Note: many of the terms use an abbreviation of the form x10y where 10 stands for the number of letters between the first letter x and the last letter y (e.g. l10n)

see Africanisation
see Accessibility
This is the effort to make software device independent, for input, output, and “display”. this includes screen reading software, devices controlled by brain waves, and everything in between. This effort is mostly aimed at ensuring that computers and devices are usable by people with disabilities.
Any activity that assists with the localisation and globalisation of software for the African continent.
Computer Aided Translation. Any one of a number of tools that assist translators during translation.
see Common Locale Data Repository
Common Locale Data Repository
this is an effort to provide a unifies locale data repository, thus merging a number of seperate efforts. They have also defined an XML standard for storing locale data seems to be much more flexible then current methods.
fuzzy translation

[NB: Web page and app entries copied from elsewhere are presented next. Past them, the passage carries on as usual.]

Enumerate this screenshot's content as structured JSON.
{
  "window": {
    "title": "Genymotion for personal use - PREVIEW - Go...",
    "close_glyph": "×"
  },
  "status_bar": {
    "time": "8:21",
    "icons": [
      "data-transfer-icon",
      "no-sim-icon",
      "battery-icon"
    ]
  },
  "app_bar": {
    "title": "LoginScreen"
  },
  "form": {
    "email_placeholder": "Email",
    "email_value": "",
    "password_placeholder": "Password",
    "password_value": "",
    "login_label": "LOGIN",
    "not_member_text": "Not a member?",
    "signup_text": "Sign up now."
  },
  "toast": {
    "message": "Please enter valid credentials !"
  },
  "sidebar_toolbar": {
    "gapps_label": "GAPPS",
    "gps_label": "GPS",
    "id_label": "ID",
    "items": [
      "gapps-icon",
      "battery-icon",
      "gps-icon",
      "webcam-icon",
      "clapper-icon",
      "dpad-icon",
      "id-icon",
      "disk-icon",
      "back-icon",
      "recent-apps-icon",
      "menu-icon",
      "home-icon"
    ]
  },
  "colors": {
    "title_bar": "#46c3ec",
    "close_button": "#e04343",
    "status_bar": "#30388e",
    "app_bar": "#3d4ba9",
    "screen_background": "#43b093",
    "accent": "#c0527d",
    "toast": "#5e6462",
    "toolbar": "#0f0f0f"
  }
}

This has two meanings:

  1. In Gettext translation: any string that has been modified or guessed by the Gettext tools ie a piece of text that needs your review.
  2. In the localisation industry: a fuzzy string is an attempt to match the untranslated string with information from a TM. Usually this is expressed as a percentage eg 80% match.
see Globalisation
A set of tools used primarily on Linux and Unix computers that makes a program translatable. The toolset provides tools to extract messages from programs, to manipulate the translations, to compile the translations and to allow a program to appear translated when it is run.
see Internationalisation
this is the process of making a program localisable. This would cover work to allow for different fonts and charactersets to be displayed correctly. To allow for scripts that run from right-to-left, etc. This work is usually done once for a language, once the toolkits and programs support a language the internationalsiation work is usually complete.
see Localisation
see Localisability
see either i18n or l10n. This is a common mispelling of one of these words.
this is a file that defines the locale data for your language and country. A locale covers things such as: the names of months and days of the week, how to write dates in your language, how your write numebr and currency values, the sort order of your language and much else. This data is essential for a computer to support your language.
This is the process of taking an existing program or operating system and making it work in your language. This would include translating: interface and documentation, creating a locale file and the creation of fonts. It would not include changing the widget set or program operation to cater for your language, that work would fall under internationalisation.
This is the degree to which a program can be localized – for example, fixed strings in a program that cannot be translated would be a localisability issue
Machine Translation
when a machine translates from one language to another. You might also hear of Machine Assisted Translation, this is where a machine does the initial translation usually drawing heavily on a Translation Memory and a human translator does the final approval and correction.
Machine Object file. This is the result of compiling a PO file using Gettext’s msgfmt command. MO file are used because they are much quicker for a computer to read then PO files.
see Machine Translation

This has one several different usages:

  • The UI has a user selectable choice of languages.
  • The user can input data in a number of different languages.
  • The user can select the output in a number of different languages.
Portable Object file. These are the files produced by xgettext (cf.) that a translator translates into their language. These files are compiled using Gettext (cf.) tools into an MO file (cf.)
PO Editor
Any one of a number of tools that can edit PO files. PO files are plain text files and in most cases a PO editor will hide the complexity from the translator and provide extra features like translation memory, etc.
Translation Environment Tool. A term suggested by some (Jost Zetzsche) as an alternative to CAT (cf.).
see Translation Memory
see Translation Memory Exchange format
Translation Memory Exchange format
TMX allows you to export, import and thus exchange translation memory data between various CAT tools.
Translation Memory
to reuse existing translations you make use of a TM. It makes translation faster but also ensures the translations remain consistent.
This is a standard that is able to represent all characters for all alphabets in one character set. By doing this you are able to display any all and any character or language on one page. Unicode only provides the encoding you would still need fonts to display the text.
User Interface
A method of encoding Unicode using 8 bits. Other methods include UTF-7, UTF-16 and UTF-32. UTF-8 is the most dominant method of encoding Unicode characers, but UTF-16 is becoming more common.
A new file format for representing translation data. It provides much more usefull features then any current format and you will see this become more widely adopted in future.
a program which is part of the Gettext (cf.) tools that extracts translatable content from programs and stores them in a PO (cf.) files that will be translated by a translator.